*** Opening of SUPPLIED ENTRIES ***

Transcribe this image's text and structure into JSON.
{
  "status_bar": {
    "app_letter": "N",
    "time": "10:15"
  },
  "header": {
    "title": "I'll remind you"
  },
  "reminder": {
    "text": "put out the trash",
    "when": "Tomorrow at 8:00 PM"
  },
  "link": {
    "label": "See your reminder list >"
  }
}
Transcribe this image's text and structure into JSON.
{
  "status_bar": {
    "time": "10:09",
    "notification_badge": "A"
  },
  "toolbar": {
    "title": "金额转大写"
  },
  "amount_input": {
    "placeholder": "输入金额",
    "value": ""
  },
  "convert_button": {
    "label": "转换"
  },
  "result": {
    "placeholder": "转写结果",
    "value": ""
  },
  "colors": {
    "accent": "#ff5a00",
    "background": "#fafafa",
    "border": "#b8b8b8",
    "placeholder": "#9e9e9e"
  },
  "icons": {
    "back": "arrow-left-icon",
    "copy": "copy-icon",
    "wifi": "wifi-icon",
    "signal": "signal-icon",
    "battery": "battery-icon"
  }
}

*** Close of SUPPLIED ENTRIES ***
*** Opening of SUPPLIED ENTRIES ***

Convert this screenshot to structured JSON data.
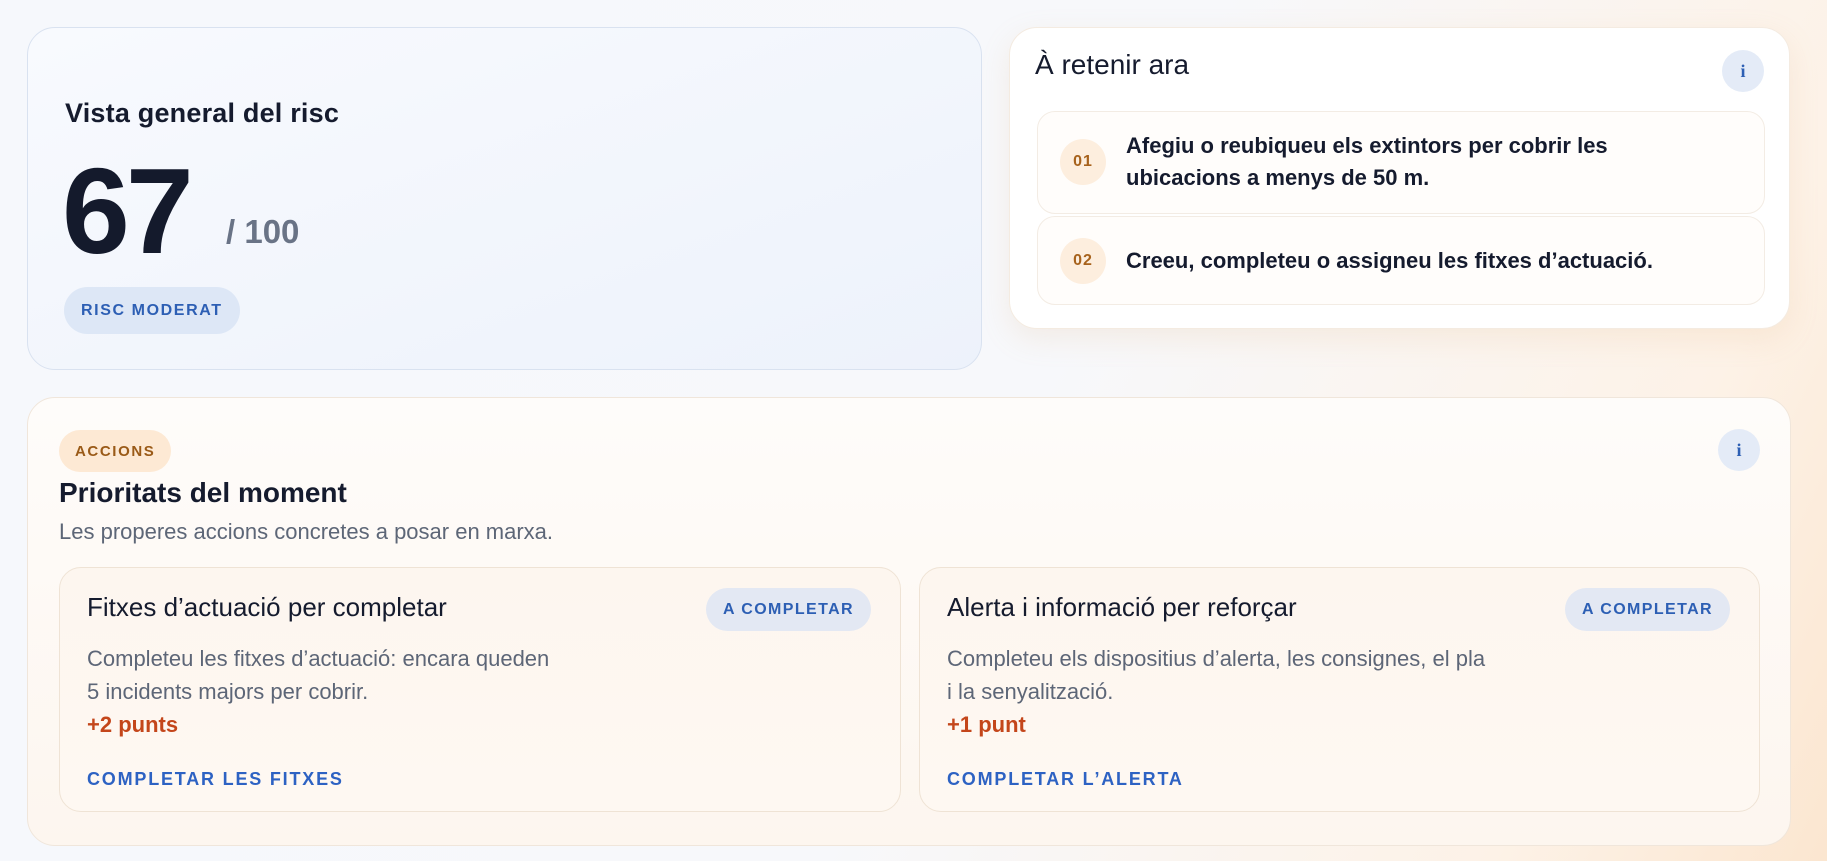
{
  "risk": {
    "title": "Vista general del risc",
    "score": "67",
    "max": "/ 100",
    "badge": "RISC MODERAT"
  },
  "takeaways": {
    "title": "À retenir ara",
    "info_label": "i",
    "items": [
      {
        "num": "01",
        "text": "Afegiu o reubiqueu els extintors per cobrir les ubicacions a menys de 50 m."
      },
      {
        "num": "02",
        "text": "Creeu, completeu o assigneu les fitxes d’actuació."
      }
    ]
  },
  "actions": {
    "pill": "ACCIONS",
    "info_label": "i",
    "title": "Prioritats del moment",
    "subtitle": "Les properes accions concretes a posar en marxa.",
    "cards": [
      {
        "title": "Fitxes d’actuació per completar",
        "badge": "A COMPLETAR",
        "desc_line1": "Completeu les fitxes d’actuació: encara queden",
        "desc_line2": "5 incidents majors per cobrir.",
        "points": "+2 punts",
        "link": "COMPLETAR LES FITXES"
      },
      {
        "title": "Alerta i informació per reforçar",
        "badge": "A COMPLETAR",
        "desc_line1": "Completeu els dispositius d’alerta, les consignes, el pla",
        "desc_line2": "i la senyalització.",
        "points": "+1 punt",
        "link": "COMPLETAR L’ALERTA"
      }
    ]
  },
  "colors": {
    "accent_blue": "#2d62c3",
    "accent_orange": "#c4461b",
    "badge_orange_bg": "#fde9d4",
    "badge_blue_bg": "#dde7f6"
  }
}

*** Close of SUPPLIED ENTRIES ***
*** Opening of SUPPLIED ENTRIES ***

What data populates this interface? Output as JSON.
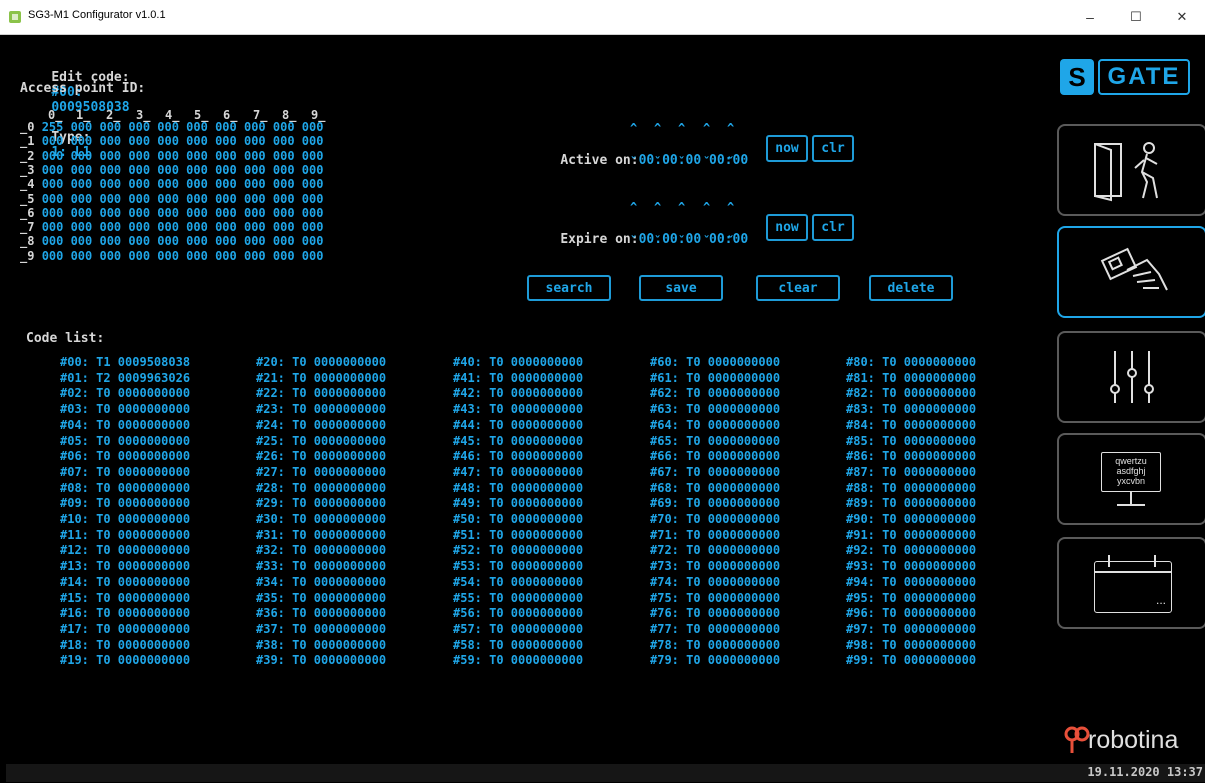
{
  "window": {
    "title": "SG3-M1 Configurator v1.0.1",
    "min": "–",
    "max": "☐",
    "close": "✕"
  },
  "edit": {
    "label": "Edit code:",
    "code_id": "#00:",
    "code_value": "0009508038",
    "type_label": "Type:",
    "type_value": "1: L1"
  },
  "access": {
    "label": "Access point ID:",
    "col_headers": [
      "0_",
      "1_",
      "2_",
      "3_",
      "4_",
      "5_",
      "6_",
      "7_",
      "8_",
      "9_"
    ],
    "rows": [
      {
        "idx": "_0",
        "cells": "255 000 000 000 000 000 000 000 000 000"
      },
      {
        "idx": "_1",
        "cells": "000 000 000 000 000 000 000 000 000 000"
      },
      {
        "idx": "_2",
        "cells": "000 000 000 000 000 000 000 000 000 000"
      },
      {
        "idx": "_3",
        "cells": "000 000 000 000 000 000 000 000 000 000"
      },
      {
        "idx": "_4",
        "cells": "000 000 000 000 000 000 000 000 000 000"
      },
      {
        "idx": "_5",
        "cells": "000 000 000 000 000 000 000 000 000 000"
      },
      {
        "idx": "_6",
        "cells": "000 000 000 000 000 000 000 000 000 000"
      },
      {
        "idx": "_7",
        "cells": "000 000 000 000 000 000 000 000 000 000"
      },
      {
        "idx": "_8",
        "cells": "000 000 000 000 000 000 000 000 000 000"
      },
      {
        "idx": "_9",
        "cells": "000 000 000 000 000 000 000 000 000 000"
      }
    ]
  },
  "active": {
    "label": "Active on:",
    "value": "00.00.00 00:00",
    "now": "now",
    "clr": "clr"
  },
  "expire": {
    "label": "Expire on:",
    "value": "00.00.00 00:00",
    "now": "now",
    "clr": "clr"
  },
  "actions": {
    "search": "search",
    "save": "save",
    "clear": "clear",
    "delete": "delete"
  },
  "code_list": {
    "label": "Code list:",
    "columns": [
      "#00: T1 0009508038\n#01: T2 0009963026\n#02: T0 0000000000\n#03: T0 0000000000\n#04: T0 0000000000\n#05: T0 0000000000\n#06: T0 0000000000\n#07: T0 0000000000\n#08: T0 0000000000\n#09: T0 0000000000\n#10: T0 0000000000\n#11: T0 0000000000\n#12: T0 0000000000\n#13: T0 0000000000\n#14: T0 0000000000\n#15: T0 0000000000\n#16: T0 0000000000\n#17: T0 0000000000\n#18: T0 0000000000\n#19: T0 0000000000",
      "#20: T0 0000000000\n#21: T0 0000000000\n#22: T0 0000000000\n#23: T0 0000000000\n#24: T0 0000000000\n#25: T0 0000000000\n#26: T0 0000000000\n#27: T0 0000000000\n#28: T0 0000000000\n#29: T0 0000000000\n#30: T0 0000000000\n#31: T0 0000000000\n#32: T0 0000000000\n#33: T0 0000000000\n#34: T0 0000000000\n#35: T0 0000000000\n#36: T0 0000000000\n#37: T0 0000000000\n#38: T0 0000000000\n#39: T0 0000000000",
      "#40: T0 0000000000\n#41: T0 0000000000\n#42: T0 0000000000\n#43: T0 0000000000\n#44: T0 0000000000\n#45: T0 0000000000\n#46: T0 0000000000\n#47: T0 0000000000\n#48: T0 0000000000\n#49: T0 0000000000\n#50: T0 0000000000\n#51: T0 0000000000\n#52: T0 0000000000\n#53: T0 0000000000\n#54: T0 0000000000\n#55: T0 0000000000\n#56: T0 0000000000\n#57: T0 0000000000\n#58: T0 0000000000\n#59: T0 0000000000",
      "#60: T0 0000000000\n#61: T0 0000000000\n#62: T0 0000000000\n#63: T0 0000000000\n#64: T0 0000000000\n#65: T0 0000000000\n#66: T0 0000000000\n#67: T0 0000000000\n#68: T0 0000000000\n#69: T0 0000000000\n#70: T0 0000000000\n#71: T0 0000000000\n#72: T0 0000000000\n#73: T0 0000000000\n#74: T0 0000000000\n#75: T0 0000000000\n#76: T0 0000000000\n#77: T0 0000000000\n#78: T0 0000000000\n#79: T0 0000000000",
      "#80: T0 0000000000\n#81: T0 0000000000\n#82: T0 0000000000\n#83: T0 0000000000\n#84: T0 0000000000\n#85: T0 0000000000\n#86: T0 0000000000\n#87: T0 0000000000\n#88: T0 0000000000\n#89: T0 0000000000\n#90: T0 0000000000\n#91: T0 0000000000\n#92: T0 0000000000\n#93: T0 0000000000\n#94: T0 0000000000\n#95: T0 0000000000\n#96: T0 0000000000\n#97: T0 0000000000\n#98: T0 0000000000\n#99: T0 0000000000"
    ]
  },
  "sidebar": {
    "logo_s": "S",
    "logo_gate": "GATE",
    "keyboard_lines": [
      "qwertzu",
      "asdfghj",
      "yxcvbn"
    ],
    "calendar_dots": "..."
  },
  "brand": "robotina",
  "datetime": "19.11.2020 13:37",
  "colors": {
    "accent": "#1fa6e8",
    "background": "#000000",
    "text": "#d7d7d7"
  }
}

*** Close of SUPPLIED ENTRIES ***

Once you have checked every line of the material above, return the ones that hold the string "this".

Transcribe this image's text and structure into JSON.
Transcribe this image's text and structure into JSON.
Convert this screenshot to structured JSON data.
What data populates this interface? Output as JSON.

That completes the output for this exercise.